Taken in 1993 by Eric Luse for the SF Chronicle, the photo was captioned "The men in white are the surviving members of the original San Fransisco Gay Men’s choir. The others represent those lost to AIDS" (sic).
"The Gay Men’s Chorus posed to illustrate the impact of AIDS. Those dressed in black, with their backs turned, represent those who had died. Today, all their backs would be turned because the obituary list is now 47 names longer than the chorus roster. For each man singing these days, more than one chorus member has died of AIDS."
What does it mean to lose so many? For almost a whole generation of gay and trans elders to be wiped out?
What do we have left?
This year marks the 40th anniversary since the first cases of AIDS were identified by the CDC.

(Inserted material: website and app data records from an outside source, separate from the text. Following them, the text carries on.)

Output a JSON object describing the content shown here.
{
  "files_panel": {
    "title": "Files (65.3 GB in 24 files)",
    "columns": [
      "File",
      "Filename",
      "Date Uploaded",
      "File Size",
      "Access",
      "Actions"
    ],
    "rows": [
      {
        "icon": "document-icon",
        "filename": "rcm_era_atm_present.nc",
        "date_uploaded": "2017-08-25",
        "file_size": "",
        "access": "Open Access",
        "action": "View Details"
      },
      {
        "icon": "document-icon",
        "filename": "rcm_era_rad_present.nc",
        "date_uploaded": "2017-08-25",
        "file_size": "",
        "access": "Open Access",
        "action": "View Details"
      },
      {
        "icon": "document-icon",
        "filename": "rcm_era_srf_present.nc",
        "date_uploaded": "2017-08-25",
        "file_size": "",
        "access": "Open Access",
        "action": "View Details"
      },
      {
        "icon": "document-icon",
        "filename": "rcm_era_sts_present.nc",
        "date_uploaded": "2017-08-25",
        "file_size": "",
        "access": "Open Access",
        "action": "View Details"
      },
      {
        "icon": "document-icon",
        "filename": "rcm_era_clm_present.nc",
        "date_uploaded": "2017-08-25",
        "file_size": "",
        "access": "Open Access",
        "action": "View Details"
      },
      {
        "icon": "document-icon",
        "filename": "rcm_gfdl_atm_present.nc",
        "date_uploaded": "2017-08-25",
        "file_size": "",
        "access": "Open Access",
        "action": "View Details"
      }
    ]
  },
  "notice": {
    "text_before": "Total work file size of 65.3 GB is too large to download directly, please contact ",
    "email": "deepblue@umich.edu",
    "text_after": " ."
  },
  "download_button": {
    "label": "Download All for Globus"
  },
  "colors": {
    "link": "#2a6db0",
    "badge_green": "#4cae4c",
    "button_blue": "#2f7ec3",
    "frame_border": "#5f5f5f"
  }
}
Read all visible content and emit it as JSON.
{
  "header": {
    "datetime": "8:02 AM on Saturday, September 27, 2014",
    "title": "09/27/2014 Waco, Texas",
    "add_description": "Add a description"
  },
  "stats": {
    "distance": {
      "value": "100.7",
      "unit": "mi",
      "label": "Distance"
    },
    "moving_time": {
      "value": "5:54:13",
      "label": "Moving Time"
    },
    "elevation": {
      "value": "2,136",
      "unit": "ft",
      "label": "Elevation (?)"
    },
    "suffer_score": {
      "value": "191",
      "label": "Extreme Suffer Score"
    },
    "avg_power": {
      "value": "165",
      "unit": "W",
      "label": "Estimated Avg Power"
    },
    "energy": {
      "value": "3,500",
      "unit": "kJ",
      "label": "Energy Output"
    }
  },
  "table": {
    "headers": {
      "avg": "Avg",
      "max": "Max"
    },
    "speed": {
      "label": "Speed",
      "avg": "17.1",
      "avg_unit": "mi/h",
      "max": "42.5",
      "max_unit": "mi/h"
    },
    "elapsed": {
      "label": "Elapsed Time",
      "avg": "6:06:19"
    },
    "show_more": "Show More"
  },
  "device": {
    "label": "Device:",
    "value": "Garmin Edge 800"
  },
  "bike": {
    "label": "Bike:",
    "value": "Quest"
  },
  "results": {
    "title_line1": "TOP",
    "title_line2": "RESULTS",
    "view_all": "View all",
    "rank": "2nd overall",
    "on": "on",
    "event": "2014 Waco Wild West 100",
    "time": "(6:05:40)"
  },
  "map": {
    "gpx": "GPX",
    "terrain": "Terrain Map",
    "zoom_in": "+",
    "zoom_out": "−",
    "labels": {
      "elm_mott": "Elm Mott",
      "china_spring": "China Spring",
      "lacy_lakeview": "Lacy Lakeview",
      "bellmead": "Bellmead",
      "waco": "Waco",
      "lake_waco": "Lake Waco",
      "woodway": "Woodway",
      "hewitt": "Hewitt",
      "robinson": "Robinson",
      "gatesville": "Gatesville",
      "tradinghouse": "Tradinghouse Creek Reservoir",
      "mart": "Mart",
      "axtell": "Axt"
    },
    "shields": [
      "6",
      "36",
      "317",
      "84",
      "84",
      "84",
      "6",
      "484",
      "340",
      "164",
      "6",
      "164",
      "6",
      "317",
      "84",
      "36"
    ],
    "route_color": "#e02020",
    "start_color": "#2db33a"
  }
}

Also, according to CDC data, in the last 18 months the United States has lost 597,343 people to COVID-19. Just like with HIV/AIDS, it affected (and will continue to affect) vulnerable communities most intensely. Even while Marin and many other counties around California are steadily decreasing restrictions, and there's even talk of life "post-pandemic", not all parts of the United States and the world are so privileged. The effects of COVID-19 are likely to be felt for a long time to come. They ripple out to include preventable deaths caused by our healthcare system being overloaded, as well as the trauma of survivors and essential workers, whether in medical settings, grocery stores, or schools.
The success of COVID-19 vaccination campaigns can be partially attributed to the groundwork laid by HIV healthcare activism. Chris Beyrer writes in The Lancet that "when the US National Institutes of Health sought trial sites for the COVID-19 vaccine trials in 2020, it turned to the HIV research networks and trial sites. Until COVID-19, the HIV research effort was the largest in history devoted to a single disease."
Ironically, while those activist efforts never led to successful development of an HIV vaccine, it's possible that the mRNA technology used in COVID-19 vaccines like Pfizer and Moderna might finally make that happen. Moderna has moved into phase 1 human trials for an mRNA vaccine against HIV this year, and according to some early reports the results are promising.
In the meantime, if you're like me, you cope with the loss of so many people in our community by trying to connect with queer history. Watching historical documentaries like "Screaming Queens", which describes trans life in San Francisco's Tenderloin in the 1960s, almost gives me a sense of unreality. "You were doing what? You existed? In the 1960s??" Oh yes, sweet summer child. Even much, much earlier, than that.
book lists. But we assert that we are here, because otherwise the world might forget that we exist. Young folks might think they're the only ones of their kind, that there's no history or community for them. I want them to know there is such a thing as being not only lesbian, gay, and bisexual, but also trans, nonbinary, intersex, asexual, and aromantic.I seek out those voices from the past, and also remember that many survived. More than ever queer, trans, and intersex folks who have been pushed to the margins are making their voices heard. It might seem silly to counter grief and loss with
What does it mean to lose so many?
I don't have any answers, only grief. But there is a space for you here, too. We can sit and grieve together.